So now I’ll pick up on the night of day 2 of my vegetable juice fast. (I didn’t give you all the details of day 2 in part I.)

The first day, as mentioned, was a little rough. I was as hungry as an angry boar by mid afternoon but I stayed busy enough to fight off the hunger pangs. On day 2, my hungry was more manageable. By evening I decided it was time to replenish my muscles. I was leaner by day 2, for sure, but I felt pretty weak. So at 7pm on day 2 I did a circuit of 10 kettlebell swings, 10 clap push-ups, and 5 pull-ups for 10 rounds. I was weaker than normal but my endurance was up to par, maybe even a little higher. This was a pleasant surprise. Continue reading

An In-Depth Review of “Mad Scientist Muscle”

The first thing you need to know when you look at “Mad Scientist Muscle” is that it’s actually a serious program and a damn good program. Don’t let the name fool you. This program by Nick Nilsson is based on solid, scientific training principles and is definitely not just same random crazy crap that’s thrown together.

There is a method to his madness. I’m not saying there isn’t some really cool and effective stuff in there…it’s just not random…

Controlled Overtraining…

What Nick has done is put together a series of programs based on the concept of “controlled overtraining,” also known as “accumulation and intensification” or “dual factor theory.”

To put it simply, in these programs, you’ll gradually ramp up your training volume by increasing the number of sets you’re doing (this is done on a weekly basis), while simultaneously DECREASING your rest periods in between sets, thus increasing the overall density of your training in a very deliberate fashion.

This is the “accumulation” phase as you’re gradually accumulating workload and training volume over the course of 3 weeks.

So, when you HIT this point of overtraining, that’s when you back off on both the training volume AND the rest periods. You’ll do fewer sets and with long rest periods in between sets. You’re also going to reduce the rep ranges so that you’re working with more power and strength-oriented loads. Continue reading

Adventures in Juicing Part I

Vegetables are the best food on earth. A magical food group, if there ever was one. It doesn’t matter if you want to burn more fat, build muscle, or improve your overall health, consuming more vegetables on a daily basis will make a dramatic difference. How many foods can you say that about?
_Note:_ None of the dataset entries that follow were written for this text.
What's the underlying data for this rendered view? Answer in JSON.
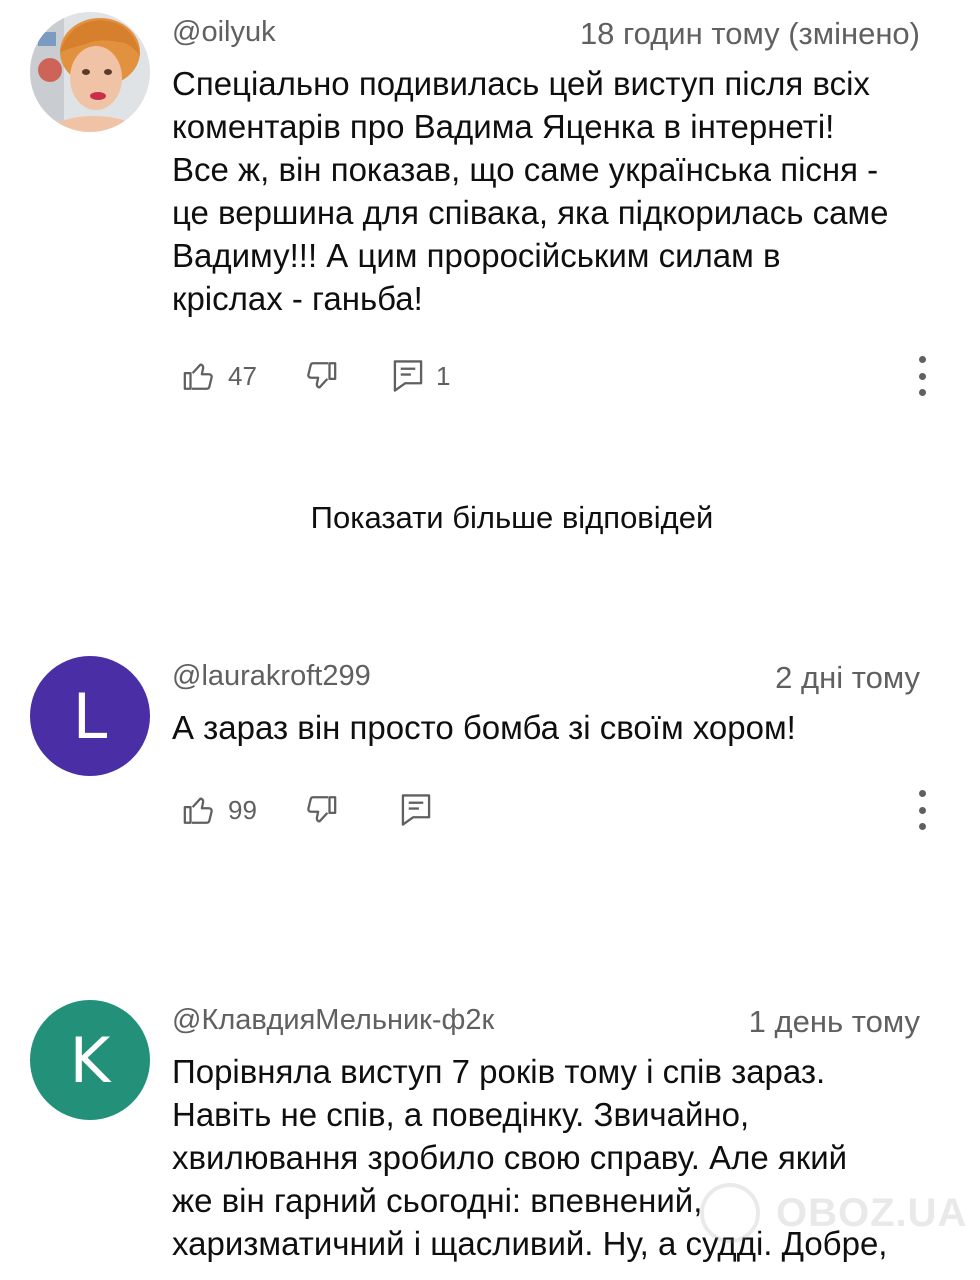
{
  "comments": [
    {
      "author": "@oilyuk",
      "time": "18 годин тому (змінено)",
      "avatar_type": "photo",
      "lines": [
        "Спеціально подивилась цей виступ після всіх",
        "коментарів про Вадима Яценка в інтернеті!",
        "Все ж, він показав, що саме українська пісня -",
        "це вершина для співака, яка підкорилась саме",
        "Вадиму!!! А цим проросійським силам в",
        "кріслах - ганьба!"
      ],
      "likes": "47",
      "replies": "1"
    },
    {
      "author": "@laurakroft299",
      "time": "2 дні тому",
      "avatar_letter": "L",
      "avatar_color": "#4a2ea6",
      "lines": [
        "А зараз він просто бомба зі своїм хором!"
      ],
      "likes": "99",
      "replies": ""
    },
    {
      "author": "@КлавдияМельник-ф2к",
      "time": "1 день тому",
      "avatar_letter": "K",
      "avatar_color": "#23907a",
      "lines": [
        "Порівняла виступ 7 років тому і спів зараз.",
        "Навіть не спів, а поведінку. Звичайно,",
        "хвилювання зробило свою справу. Але який",
        "же він гарний сьогодні: впевнений,",
        "харизматичний і щасливий. Ну, а судді. Добре,"
      ]
    }
  ],
  "show_more_replies": "Показати більше відповідей",
  "watermark": "OBOZ.UA",
  "icons": {
    "like": "thumb-up-icon",
    "dislike": "thumb-down-icon",
    "reply": "reply-comment-icon",
    "more": "more-vert-icon"
  }
}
To stay lean and healthy, I can sum up a lifelong nutritional strategy in one sentence: consume vegetables all day long with some lean protein. Veggies reduce inflammation, fight cancer and every disease, and they’re loaded with nutrients your body needs to keep your good hormones up and bad hormones down.

But there’s a problem: I despise eating vegetables. Sure, I wave a big ol’ veggie flag because my clients’ results depend on eating plenty of them, but in my own life I’ll freely admit that my intake is woefully inadequate. So I recently took it upon myself to change my ways. Continue reading

How to Repair a Gnarly Binge

We all want to get a flat stomach fast, and sometimes life throws us in a situation where we end up eating a monstrous meal that’s straight from the devil’s kitchen. Maybe it was your birthday, or you met up with an old friend, or you just felt like dropping the reigns of dietary control for a night. It happens to all of us – I’m certainly no exception.

First, the good news. A high-calorie meal that’s replete with fat and carbs can boost hormones, such as leptin, that can elevate your metabolism. But this is only true if you’ve been following an effective diet leading up to the binge. And yes, short periods of overfeeding can help put your body in fat-burning mode, but the good news ends there. So I’ll tell you how to offset the damage from a late-night indulgence. Continue reading